The inclusion of the phrase “potential intoxicants” was quickly criticized online; Dr. Eugene Gu, co-founder of the anti-addiction group CoolQuit, posted a string of Tweets accusing the medical examiner’s office of protecting local authorities:

As a doctor who watched the horrifying video, I can safely say that Hennepin County Medical Examiner’s autopsy report that heart disease, hypertension, and most outrageously “potential intoxicants” caused George Floyd’s death is so profoundly, and respectfully, quite bullshit.

If George Floyd had underlying heart disease and hypertension, and if he was on a respiratory depressant drug, that would simply make him more vulnerable to a lack of air due to a knee to the neck. Hypoxic cardiac arrest would be especially more likely to happen in that scenario.

You don’t need to have evidence of trauma to the airway to believe that a knee to the neck killed this man. We all literally saw it. And for a medical doctor to ignore the actual most important piece of evidence, the video, to cover up for the police is pure evil.

Do no harm.

CBS News and other news organizations reported that Floyd’s family has hired Dr. Michael Baden, a former chief medical examiner for the City of New York, to conduct an independent autopsy on their behalf. Baden conducted private autopsies on Jeffrey Epstein and Michael Brown in 2014.

On June 1, 2020 the family’s attorney Benjamin Crump announced that according to the autopsy performed by Baden and Dr. Allecia Wilson, who leads the autopsy and forensic services department at the University of Michigan, Floyd was killed by “asphyxia due to neck and back compression that led to a lack of blood flow to the brain.”

“What we found is consistent with what people saw. There is no other health issue that could cause or contribute to the death,” Baden said, rebutting the medical examiner’s findings. “Police have this false impression that if you can talk, you can breathe. That’s not true.”

Crump’s office said in a statement that they would seek first-degree murder against Chauvin and the other officers present when Floyd died.
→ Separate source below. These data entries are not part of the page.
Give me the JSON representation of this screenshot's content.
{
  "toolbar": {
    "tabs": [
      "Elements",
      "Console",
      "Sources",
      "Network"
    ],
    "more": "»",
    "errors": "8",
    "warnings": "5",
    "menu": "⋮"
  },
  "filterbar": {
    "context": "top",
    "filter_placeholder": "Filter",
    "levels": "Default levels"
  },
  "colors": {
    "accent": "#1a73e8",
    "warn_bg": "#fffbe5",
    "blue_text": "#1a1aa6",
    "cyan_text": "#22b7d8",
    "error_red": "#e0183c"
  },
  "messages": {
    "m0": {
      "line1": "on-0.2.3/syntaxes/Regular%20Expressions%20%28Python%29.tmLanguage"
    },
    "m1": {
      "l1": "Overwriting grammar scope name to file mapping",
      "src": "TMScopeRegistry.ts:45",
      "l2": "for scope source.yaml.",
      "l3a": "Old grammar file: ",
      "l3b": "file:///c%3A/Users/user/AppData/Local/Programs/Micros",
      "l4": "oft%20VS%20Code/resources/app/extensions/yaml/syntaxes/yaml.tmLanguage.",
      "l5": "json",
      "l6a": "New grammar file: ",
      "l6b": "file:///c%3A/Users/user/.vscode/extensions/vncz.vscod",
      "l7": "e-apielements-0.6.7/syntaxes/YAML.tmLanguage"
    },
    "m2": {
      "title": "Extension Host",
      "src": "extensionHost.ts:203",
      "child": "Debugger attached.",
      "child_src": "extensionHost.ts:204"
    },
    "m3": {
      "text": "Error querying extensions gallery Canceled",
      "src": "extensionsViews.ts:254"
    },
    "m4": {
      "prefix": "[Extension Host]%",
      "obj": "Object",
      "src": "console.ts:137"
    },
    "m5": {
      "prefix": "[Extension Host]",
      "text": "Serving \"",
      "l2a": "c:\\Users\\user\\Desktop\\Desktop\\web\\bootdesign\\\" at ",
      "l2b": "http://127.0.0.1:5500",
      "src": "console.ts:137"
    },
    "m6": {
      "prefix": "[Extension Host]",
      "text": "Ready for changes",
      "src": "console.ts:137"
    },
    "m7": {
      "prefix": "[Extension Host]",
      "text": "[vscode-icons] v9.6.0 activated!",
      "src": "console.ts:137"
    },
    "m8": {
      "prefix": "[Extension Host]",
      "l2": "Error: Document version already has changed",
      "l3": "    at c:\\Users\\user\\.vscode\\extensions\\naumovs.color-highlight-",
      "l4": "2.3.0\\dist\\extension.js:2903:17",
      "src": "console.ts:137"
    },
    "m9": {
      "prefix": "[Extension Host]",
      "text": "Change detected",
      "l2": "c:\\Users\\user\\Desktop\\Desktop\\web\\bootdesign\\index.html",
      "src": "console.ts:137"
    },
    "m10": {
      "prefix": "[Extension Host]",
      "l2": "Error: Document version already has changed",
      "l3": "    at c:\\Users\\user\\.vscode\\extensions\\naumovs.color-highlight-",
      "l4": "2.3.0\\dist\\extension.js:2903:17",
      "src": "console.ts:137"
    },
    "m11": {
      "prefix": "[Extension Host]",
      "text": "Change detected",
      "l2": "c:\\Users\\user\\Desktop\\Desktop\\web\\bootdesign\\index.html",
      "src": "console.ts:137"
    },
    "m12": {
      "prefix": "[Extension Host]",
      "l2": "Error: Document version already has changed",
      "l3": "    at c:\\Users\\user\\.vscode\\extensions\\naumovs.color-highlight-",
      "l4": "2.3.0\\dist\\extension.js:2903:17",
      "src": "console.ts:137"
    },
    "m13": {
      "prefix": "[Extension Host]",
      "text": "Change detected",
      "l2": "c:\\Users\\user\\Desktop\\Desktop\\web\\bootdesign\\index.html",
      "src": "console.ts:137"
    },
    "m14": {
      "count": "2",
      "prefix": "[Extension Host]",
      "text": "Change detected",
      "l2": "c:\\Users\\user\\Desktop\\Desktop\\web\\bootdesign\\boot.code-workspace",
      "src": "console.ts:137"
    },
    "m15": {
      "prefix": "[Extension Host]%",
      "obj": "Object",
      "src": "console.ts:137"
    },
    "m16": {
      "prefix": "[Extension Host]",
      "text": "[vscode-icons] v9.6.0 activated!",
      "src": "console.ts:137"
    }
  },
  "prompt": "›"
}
Chauvin was arrested and charged with third-degree murder and second-degree manslaughter in connection with Floyd’s death, which set off a new round of protests against police brutality after it was filmed and posted to Facebook.

On May 30, 2020 Gov. Tim Walz announced that state Attorney General Keith Ellison would take over handling of the case.

“We are moving as expeditiously, quickly and effectively as we can,” Ellison told CNN two days later. “I need to protect this prosecution. I am not going to create a situation where people can say this was a rush to judgment.”

Update June 1, 2020 1:42 pm PST: We have updated our story to note the appointment of Keith Ellison to the case, as well as the results of an independent autopsy conducted on George Floyd. As this new autopsy questions the Hennepin County Medical Examiner’s findings we have updated our ruling on this claim to Unknown.